Top of Records to process

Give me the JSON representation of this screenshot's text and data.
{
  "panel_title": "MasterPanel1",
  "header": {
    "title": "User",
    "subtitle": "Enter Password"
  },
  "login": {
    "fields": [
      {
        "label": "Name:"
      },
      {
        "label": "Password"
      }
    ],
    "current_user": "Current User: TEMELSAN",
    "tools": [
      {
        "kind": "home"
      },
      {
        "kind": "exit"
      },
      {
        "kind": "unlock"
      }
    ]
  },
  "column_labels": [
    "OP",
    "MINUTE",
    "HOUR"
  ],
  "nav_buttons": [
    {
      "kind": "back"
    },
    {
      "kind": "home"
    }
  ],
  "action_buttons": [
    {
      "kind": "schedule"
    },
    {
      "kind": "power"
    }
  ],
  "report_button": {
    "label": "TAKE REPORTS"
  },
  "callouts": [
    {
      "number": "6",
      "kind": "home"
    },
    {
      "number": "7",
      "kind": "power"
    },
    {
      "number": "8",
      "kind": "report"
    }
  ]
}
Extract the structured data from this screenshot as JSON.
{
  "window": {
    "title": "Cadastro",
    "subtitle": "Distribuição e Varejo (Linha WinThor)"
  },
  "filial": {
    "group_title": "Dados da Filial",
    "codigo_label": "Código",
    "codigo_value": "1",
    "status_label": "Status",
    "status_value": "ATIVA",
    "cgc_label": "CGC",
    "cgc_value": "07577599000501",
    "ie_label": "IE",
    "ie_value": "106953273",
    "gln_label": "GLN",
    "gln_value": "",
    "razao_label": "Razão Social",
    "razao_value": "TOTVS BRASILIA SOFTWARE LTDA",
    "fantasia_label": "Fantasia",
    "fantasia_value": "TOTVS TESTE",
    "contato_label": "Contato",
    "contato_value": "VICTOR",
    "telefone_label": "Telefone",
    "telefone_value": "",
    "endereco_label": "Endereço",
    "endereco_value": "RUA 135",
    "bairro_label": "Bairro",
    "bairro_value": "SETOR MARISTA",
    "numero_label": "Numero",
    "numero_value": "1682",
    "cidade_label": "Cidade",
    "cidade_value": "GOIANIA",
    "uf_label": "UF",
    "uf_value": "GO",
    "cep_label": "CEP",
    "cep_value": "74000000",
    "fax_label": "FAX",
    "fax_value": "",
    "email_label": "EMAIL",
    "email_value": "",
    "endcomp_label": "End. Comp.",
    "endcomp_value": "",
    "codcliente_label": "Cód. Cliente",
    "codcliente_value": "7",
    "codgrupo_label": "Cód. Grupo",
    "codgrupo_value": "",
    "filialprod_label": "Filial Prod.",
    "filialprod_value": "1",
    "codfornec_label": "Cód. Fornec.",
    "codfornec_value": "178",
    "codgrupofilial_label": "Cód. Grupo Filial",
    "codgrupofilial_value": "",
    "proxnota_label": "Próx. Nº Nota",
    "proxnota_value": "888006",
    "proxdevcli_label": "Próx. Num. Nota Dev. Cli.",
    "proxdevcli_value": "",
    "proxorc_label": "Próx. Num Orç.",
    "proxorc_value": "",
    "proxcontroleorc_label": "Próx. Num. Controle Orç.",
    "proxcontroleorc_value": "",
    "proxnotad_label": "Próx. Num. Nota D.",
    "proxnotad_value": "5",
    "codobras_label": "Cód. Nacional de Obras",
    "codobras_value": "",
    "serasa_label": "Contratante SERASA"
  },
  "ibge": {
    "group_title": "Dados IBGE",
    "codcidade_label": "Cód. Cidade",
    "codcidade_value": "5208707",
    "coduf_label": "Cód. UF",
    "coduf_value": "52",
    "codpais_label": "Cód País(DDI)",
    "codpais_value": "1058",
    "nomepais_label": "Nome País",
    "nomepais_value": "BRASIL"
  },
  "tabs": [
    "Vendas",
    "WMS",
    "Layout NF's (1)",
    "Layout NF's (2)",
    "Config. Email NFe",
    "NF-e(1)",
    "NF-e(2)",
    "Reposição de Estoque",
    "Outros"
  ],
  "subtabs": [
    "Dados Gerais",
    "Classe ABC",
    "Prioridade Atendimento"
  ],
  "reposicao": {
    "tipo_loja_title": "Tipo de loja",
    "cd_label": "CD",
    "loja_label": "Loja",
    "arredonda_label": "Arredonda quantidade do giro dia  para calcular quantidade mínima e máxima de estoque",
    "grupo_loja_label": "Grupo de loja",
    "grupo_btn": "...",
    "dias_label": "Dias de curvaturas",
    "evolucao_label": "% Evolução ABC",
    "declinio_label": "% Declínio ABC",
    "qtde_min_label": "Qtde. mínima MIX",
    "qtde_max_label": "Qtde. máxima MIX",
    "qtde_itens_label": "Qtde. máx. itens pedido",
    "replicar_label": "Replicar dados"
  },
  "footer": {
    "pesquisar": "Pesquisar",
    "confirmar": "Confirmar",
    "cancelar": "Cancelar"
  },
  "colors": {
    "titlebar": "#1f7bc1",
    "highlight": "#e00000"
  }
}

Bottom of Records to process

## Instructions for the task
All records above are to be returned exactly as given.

## Task solution
Give me the JSON representation of this screenshot's text and data.
{
  "panel_title": "MasterPanel1",
  "header": {
    "title": "User",
    "subtitle": "Enter Password"
  },
  "login": {
    "fields": [
      {
        "label": "Name:"
      },
      {
        "label": "Password"
      }
    ],
    "current_user": "Current User: TEMELSAN",
    "tools": [
      {
        "kind": "home"
      },
      {
        "kind": "exit"
      },
      {
        "kind": "unlock"
      }
    ]
  },
  "column_labels": [
    "OP",
    "MINUTE",
    "HOUR"
  ],
  "nav_buttons": [
    {
      "kind": "back"
    },
    {
      "kind": "home"
    }
  ],
  "action_buttons": [
    {
      "kind": "schedule"
    },
    {
      "kind": "power"
    }
  ],
  "report_button": {
    "label": "TAKE REPORTS"
  },
  "callouts": [
    {
      "number": "6",
      "kind": "home"
    },
    {
      "number": "7",
      "kind": "power"
    },
    {
      "number": "8",
      "kind": "report"
    }
  ]
}
Extract the structured data from this screenshot as JSON.
{
  "window": {
    "title": "Cadastro",
    "subtitle": "Distribuição e Varejo (Linha WinThor)"
  },
  "filial": {
    "group_title": "Dados da Filial",
    "codigo_label": "Código",
    "codigo_value": "1",
    "status_label": "Status",
    "status_value": "ATIVA",
    "cgc_label": "CGC",
    "cgc_value": "07577599000501",
    "ie_label": "IE",
    "ie_value": "106953273",
    "gln_label": "GLN",
    "gln_value": "",
    "razao_label": "Razão Social",
    "razao_value": "TOTVS BRASILIA SOFTWARE LTDA",
    "fantasia_label": "Fantasia",
    "fantasia_value": "TOTVS TESTE",
    "contato_label": "Contato",
    "contato_value": "VICTOR",
    "telefone_label": "Telefone",
    "telefone_value": "",
    "endereco_label": "Endereço",
    "endereco_value": "RUA 135",
    "bairro_label": "Bairro",
    "bairro_value": "SETOR MARISTA",
    "numero_label": "Numero",
    "numero_value": "1682",
    "cidade_label": "Cidade",
    "cidade_value": "GOIANIA",
    "uf_label": "UF",
    "uf_value": "GO",
    "cep_label": "CEP",
    "cep_value": "74000000",
    "fax_label": "FAX",
    "fax_value": "",
    "email_label": "EMAIL",
    "email_value": "",
    "endcomp_label": "End. Comp.",
    "endcomp_value": "",
    "codcliente_label": "Cód. Cliente",
    "codcliente_value": "7",
    "codgrupo_label": "Cód. Grupo",
    "codgrupo_value": "",
    "filialprod_label": "Filial Prod.",
    "filialprod_value": "1",
    "codfornec_label": "Cód. Fornec.",
    "codfornec_value": "178",
    "codgrupofilial_label": "Cód. Grupo Filial",
    "codgrupofilial_value": "",
    "proxnota_label": "Próx. Nº Nota",
    "proxnota_value": "888006",
    "proxdevcli_label": "Próx. Num. Nota Dev. Cli.",
    "proxdevcli_value": "",
    "proxorc_label": "Próx. Num Orç.",
    "proxorc_value": "",
    "proxcontroleorc_label": "Próx. Num. Controle Orç.",
    "proxcontroleorc_value": "",
    "proxnotad_label": "Próx. Num. Nota D.",
    "proxnotad_value": "5",
    "codobras_label": "Cód. Nacional de Obras",
    "codobras_value": "",
    "serasa_label": "Contratante SERASA"
  },
  "ibge": {
    "group_title": "Dados IBGE",
    "codcidade_label": "Cód. Cidade",
    "codcidade_value": "5208707",
    "coduf_label": "Cód. UF",
    "coduf_value": "52",
    "codpais_label": "Cód País(DDI)",
    "codpais_value": "1058",
    "nomepais_label": "Nome País",
    "nomepais_value": "BRASIL"
  },
  "tabs": [
    "Vendas",
    "WMS",
    "Layout NF's (1)",
    "Layout NF's (2)",
    "Config. Email NFe",
    "NF-e(1)",
    "NF-e(2)",
    "Reposição de Estoque",
    "Outros"
  ],
  "subtabs": [
    "Dados Gerais",
    "Classe ABC",
    "Prioridade Atendimento"
  ],
  "reposicao": {
    "tipo_loja_title": "Tipo de loja",
    "cd_label": "CD",
    "loja_label": "Loja",
    "arredonda_label": "Arredonda quantidade do giro dia  para calcular quantidade mínima e máxima de estoque",
    "grupo_loja_label": "Grupo de loja",
    "grupo_btn": "...",
    "dias_label": "Dias de curvaturas",
    "evolucao_label": "% Evolução ABC",
    "declinio_label": "% Declínio ABC",
    "qtde_min_label": "Qtde. mínima MIX",
    "qtde_max_label": "Qtde. máxima MIX",
    "qtde_itens_label": "Qtde. máx. itens pedido",
    "replicar_label": "Replicar dados"
  },
  "footer": {
    "pesquisar": "Pesquisar",
    "confirmar": "Confirmar",
    "cancelar": "Cancelar"
  },
  "colors": {
    "titlebar": "#1f7bc1",
    "highlight": "#e00000"
  }
}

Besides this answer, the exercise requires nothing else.